For some, these examples confirm a trend within western feminism to ignore or downplay the oppression of women in non-western countries and cultures. I got into a disagreement on Twitter recently when I took issue with a United Nations report that highlighted the inequalities suffered by women in the United States, surely one of the freest and most equal societies in the world for women – rather than focusing attention and resources on the countries in the world where women are truly oppressed – whether that means being sexually enslaved in ISIS-controlled Iraq, married off before puberty in Yemen, or imprisoned simply for being dressed ‘inappropriately’ in Saudi Arabia and Iran.

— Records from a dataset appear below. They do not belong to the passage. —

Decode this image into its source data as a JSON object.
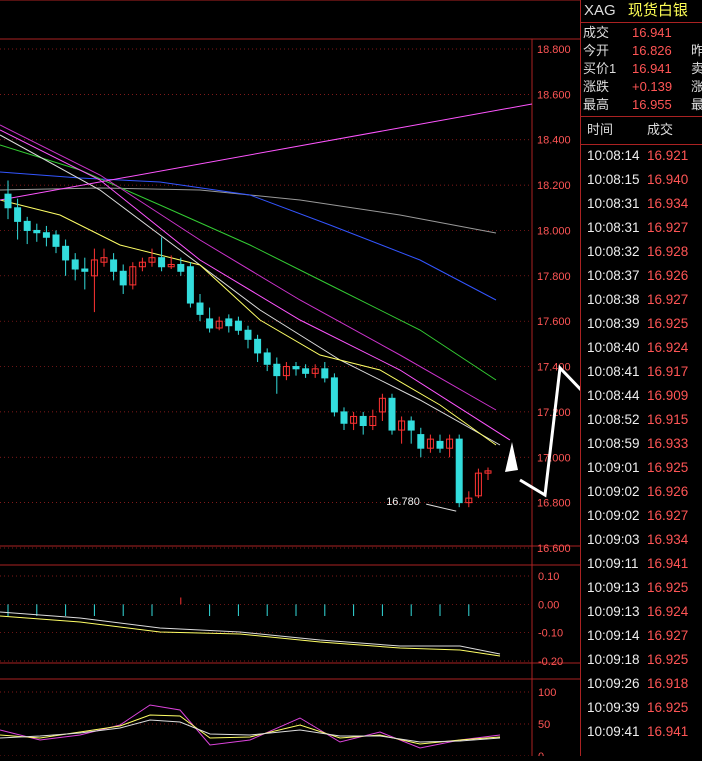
{
  "header": {
    "symbol": "XAG",
    "name": "现货白银"
  },
  "quote": [
    {
      "label": "成交",
      "value": "16.941",
      "extra": ""
    },
    {
      "label": "今开",
      "value": "16.826",
      "extra": "昨"
    },
    {
      "label": "买价1",
      "value": "16.941",
      "extra": "卖"
    },
    {
      "label": "涨跌",
      "value": "+0.139",
      "extra": "涨"
    },
    {
      "label": "最高",
      "value": "16.955",
      "extra": "最"
    }
  ],
  "ticks_header": {
    "time": "时间",
    "price": "成交"
  },
  "ticks": [
    {
      "time": "10:08:14",
      "price": "16.921"
    },
    {
      "time": "10:08:15",
      "price": "16.940"
    },
    {
      "time": "10:08:31",
      "price": "16.934"
    },
    {
      "time": "10:08:31",
      "price": "16.927"
    },
    {
      "time": "10:08:32",
      "price": "16.928"
    },
    {
      "time": "10:08:37",
      "price": "16.926"
    },
    {
      "time": "10:08:38",
      "price": "16.927"
    },
    {
      "time": "10:08:39",
      "price": "16.925"
    },
    {
      "time": "10:08:40",
      "price": "16.924"
    },
    {
      "time": "10:08:41",
      "price": "16.917"
    },
    {
      "time": "10:08:44",
      "price": "16.909"
    },
    {
      "time": "10:08:52",
      "price": "16.915"
    },
    {
      "time": "10:08:59",
      "price": "16.933"
    },
    {
      "time": "10:09:01",
      "price": "16.925"
    },
    {
      "time": "10:09:02",
      "price": "16.926"
    },
    {
      "time": "10:09:02",
      "price": "16.927"
    },
    {
      "time": "10:09:03",
      "price": "16.934"
    },
    {
      "time": "10:09:11",
      "price": "16.941"
    },
    {
      "time": "10:09:13",
      "price": "16.925"
    },
    {
      "time": "10:09:13",
      "price": "16.924"
    },
    {
      "time": "10:09:14",
      "price": "16.927"
    },
    {
      "time": "10:09:18",
      "price": "16.925"
    },
    {
      "time": "10:09:26",
      "price": "16.918"
    },
    {
      "time": "10:09:39",
      "price": "16.925"
    },
    {
      "time": "10:09:41",
      "price": "16.941"
    }
  ],
  "chart": {
    "price_ticks": [
      "18.800",
      "18.600",
      "18.400",
      "18.200",
      "18.000",
      "17.800",
      "17.600",
      "17.400",
      "17.200",
      "17.000",
      "16.800",
      "16.600"
    ],
    "price_range": [
      16.6,
      18.8
    ],
    "low_marker": "16.780",
    "macd_ticks": [
      "0.10",
      "0.00",
      "-0.10",
      "-0.20"
    ],
    "macd_range": [
      -0.2,
      0.1
    ],
    "kdj_ticks": [
      "100",
      "50",
      "0"
    ],
    "kdj_range": [
      0,
      100
    ],
    "colors": {
      "up": "#ff3333",
      "down": "#33dddd",
      "grid": "#aa2222",
      "axis_text": "#ff5555"
    }
  }
}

These are deep waters, and as a mere male pro-feminist I’m reluctant to wade in, particularly as I know Gloria Steinem’s writings have meant so much to many women. However, I’d suggest that a straight line can be drawn between the kind of anti-westernism and romantic idealisation of non-western cultures that I heard Steinem espouse in New York – and the skewed priorities that we witnessed in the cases of Maryam Namazie and the Cologne attacks.
After Cologne a number of critics proclaimed the ‘death’ of feminism. They were wrong, of course. But if the movement for gender equality is to survive and win over a younger generation, and at the same time counter the criticisms of the men’s rights movement, then I’d argue that it needs to let go of cultural relativism and embrace a bold vision of universal human rights, without fear or favour towards any culture or grouping. And it needs to forsake the kind of crude identity politics that Gloria Steinem and Madeleine Albright indulged in last week. Indeed, some have argued that it’s precisely his refusal to play this game (despite being the first Jewish candidate, and indeed the first non-Christian, to win a US primary election), and instead his keenness to emphasise that ‘we’re all in this together’ that may help to explain why the ‘boys’ – and girls – are increasingly ‘with Bernie’.